Tonight I watched the movie Sweet Smell of Success, directed by Alexander Mackendrick in 1957. The movie is about J.J., a Broadway columnist for a newspaper, and Sidney Falco, a struggling press agent. J.J. convinces him to break up an affair that he disapproves of, one between J.J.'s sister and a musician. The strange relationships that build this film are really fascinating to watch, be it the odd one between J.J. and Falco, or J.J. and his sister.
The movie focuses so much on tiny details of the characters, which makes them so realistic and multi-dimensional. Ebert mentions a scene where we see the men go out together. Sidney leaves without his coat or hat, so he doesn't have to tip. J.J. leaves with his, but doesn't tip anyway. We can see and learn a lot about the two characters just from this scene. Sidney is more timid and submissive - he wants to avoid conflict and confrontation. He doesn't want to deal with the awkwardness of not tipping so he just avoids the situation altogether. J.J. is more aggressive and dominant. He doesn't care if people see him not tip, or if it upsets anyone. He just does what he wants, and it doesn't matter so much if he appears to be a bad person. It's really cool to see a movie just show us little bits of character like this instead of make it so blunt and obvious all the time.
The script for this film is so quotable and well-written. Lines are incredibly memorable, because of their style and wit, and because of the characters that deliver them. The script was so great that Wikipedia says that Barry Levinson, in his film Diner, has a character that just simply says lines from this film. I saw Diner a bit back, but I had no idea about that. I was really impressed by the skilled writing, but it was nice to see that other directors liked it as well. Ebert seems to be on the same page - much of his essay is quotes from the film, because it's hard to avoid. I'm not quoting for two reasons: I'm too tired to cite anything, and you can read a ton of great ones in Ebert's essay.
I am seriously nodding off as I write this. I feel bad not saying more about this great film but alas, I need some rest really badly. Sweet Smell of Success is a great little film - it's not too long, but it's so memorable. I sort of love this about my Ebert project. Sometimes it's easy to associate long movies with greatness. There is a bit of a trend toward this. However, there are a lot of movies I've watched now that are shorter that show that you can write well and have beautiful cinematography and keep your script at or under 90 pages. Sometimes being able to keep your writing short and concise is harder than a long rambling script, and I love that Ebert showcases shorter films that show this. It was also really cool to watch this after Some Like It Hot, to see Tony Curtis' huge range of acting skills. Very impressive! Let me know if you check this out!

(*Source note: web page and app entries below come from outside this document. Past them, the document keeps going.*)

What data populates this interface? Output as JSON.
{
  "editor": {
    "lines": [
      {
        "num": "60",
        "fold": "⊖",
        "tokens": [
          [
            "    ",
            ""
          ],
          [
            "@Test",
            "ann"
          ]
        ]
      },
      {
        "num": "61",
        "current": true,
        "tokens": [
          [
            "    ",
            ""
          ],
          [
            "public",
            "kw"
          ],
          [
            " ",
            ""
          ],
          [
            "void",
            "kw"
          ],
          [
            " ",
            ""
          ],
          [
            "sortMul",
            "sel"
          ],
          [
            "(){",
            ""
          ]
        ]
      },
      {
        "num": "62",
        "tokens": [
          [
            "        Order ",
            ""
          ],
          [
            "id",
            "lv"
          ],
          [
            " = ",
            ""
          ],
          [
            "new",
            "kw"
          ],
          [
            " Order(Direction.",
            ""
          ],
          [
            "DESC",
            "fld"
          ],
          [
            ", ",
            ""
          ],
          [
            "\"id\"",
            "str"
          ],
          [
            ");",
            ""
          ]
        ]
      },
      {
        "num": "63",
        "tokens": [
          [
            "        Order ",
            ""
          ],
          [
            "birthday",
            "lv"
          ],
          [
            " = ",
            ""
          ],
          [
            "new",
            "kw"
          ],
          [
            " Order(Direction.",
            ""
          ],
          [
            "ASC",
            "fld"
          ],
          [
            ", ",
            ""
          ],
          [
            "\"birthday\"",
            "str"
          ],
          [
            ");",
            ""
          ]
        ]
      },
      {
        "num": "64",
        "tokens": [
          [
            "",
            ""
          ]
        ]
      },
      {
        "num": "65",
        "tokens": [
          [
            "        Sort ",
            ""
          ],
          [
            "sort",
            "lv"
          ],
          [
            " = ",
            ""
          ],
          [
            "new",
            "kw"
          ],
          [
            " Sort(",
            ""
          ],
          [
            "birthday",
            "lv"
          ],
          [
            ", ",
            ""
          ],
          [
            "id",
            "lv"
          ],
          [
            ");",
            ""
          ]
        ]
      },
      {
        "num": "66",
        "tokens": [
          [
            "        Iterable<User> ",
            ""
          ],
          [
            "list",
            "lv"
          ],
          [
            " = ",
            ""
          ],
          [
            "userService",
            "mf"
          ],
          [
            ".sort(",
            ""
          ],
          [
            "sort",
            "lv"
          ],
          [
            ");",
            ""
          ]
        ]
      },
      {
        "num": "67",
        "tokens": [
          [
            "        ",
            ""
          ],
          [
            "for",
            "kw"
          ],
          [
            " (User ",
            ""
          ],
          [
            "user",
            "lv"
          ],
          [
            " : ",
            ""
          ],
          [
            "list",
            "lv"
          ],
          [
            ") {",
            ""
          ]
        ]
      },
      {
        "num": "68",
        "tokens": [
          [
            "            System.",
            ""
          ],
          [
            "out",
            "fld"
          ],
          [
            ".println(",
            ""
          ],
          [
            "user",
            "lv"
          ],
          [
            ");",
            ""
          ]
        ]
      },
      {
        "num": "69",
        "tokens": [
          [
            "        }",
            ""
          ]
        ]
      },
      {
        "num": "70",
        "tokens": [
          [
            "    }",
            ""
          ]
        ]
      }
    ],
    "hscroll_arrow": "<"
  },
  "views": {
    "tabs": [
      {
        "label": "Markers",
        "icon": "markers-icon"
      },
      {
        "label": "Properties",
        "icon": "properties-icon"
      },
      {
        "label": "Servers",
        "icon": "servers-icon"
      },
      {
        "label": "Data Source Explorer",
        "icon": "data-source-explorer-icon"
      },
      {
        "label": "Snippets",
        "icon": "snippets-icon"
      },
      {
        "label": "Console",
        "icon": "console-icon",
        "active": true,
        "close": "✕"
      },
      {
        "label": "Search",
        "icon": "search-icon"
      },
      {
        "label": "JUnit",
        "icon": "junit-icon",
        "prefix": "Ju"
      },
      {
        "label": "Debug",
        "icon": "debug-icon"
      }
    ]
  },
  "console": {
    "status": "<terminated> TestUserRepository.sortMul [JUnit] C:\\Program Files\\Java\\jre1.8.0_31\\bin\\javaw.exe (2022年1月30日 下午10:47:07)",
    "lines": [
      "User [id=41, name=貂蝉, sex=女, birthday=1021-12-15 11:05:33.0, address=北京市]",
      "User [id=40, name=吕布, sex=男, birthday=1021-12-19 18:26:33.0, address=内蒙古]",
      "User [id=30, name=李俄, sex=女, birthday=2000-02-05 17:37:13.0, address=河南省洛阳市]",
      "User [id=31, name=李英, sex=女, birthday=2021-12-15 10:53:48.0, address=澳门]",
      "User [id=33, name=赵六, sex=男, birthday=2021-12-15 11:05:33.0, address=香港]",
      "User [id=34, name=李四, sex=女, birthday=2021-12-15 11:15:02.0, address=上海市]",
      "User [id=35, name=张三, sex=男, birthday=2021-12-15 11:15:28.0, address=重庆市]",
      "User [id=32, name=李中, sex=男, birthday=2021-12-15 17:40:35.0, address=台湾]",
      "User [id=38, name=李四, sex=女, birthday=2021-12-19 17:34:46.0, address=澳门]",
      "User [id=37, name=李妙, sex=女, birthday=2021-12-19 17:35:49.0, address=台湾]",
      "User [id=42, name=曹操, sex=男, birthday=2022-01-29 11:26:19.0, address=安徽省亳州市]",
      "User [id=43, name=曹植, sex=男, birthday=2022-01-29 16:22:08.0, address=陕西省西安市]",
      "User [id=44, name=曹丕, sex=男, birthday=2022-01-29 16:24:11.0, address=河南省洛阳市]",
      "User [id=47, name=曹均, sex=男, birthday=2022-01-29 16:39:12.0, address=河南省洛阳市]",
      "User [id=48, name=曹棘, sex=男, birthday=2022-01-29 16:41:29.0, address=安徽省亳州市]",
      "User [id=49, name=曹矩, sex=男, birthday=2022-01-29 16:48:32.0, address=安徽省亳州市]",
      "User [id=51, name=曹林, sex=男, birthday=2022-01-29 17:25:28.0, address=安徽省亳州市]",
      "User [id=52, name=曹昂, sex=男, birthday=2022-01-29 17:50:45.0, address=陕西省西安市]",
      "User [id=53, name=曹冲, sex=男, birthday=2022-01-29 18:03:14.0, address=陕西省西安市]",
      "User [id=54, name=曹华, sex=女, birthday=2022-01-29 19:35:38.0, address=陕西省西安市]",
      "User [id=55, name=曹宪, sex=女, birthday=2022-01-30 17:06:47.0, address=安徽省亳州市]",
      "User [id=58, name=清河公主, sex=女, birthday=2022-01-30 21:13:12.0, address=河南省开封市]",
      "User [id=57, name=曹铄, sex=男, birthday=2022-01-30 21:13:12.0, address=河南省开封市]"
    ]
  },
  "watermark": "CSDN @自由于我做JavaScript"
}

Have any of you seen Sweet Smell of Success? Share your thoughts in the comments!
Ebert's Great Movie essay on Sweet Smell of Success